  • Clone it locally (git clone git@github.com:jmeridth/jekyll.git)
  • Add upstream repo (git remote add upstream git@github.com:mojombo/jekyll.git)
  • Code fix/feature on master branch
    • don’t forget to add tests/specs and make sure they pass
  • Commit code (git add . && git commit -m “awesome”)
  • Pull latest from upstream (git pull upstream master)
  • Push your changes (git push origin master)
  • On Github website

The issue here is if you continue to work on your local master branch and push to your fork again, BEFORE the pull request is accepted and merged. Why is this an issue? It is an issue because any further commits on the branch that a pull request is based on will AUTOMATICALLY be added to the pull request. This usually ensures that you are requested to fix the pull request before it will be accepted.

GOOD SCENARIO:

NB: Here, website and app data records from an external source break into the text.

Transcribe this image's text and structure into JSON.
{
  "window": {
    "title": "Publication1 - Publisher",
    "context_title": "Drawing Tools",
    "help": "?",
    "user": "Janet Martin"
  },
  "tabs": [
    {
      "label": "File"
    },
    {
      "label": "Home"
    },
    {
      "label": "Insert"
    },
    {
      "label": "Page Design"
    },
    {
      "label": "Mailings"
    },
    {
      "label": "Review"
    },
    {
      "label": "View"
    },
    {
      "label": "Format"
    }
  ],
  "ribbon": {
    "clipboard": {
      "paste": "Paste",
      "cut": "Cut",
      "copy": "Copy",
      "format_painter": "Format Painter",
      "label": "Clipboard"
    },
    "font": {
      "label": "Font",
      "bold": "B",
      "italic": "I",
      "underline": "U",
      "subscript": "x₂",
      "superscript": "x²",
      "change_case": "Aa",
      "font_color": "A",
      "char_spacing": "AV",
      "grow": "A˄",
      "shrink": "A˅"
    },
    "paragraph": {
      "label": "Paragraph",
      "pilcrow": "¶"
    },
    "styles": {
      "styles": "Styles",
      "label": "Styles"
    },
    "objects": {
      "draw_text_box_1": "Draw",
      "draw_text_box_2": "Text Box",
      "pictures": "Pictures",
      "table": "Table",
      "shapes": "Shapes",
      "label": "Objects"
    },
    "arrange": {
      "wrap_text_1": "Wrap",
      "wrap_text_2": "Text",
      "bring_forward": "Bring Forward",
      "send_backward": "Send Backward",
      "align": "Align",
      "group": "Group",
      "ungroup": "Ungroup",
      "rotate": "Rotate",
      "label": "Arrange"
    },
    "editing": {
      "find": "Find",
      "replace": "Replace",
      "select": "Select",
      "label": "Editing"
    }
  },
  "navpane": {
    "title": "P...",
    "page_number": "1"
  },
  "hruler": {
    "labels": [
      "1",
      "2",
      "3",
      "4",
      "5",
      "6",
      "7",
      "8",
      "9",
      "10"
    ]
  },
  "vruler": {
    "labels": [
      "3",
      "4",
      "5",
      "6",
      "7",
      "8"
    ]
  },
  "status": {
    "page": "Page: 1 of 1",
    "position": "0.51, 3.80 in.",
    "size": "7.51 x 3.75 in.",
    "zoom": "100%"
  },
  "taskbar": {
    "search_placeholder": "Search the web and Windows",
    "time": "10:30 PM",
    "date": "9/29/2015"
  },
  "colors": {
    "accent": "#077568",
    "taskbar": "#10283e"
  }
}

  • Fork repo ABC
  • Clone it locally (git clone git@github.com:jmeridth/jekyll.git)
  • Add upstream repo (git remote add upstream git@github.com:mojombo/jekyll.git)
  • Create a feature/topic branch (`git checkout -b awesome_feature)
  • Code fix/feature
    • don’t forget to add tests/specs and make sure they pass
  • Commit code on feature/topic branch (git add . && git commit -m “awesome”)
  • Checkout master (git checkout master)
  • Pull latest from upstream (git pull upstream master)
  • Checkout feature/topic branch (git checkout awesome_feature)
  • Rebase your changes onto the latest changes in master (git rebase master)
  • Push your fix/feature branch to your fork (git push origin awesome_feature)
  • On Github website
Have feedback on this post? Let @jmeridth know on Twitter.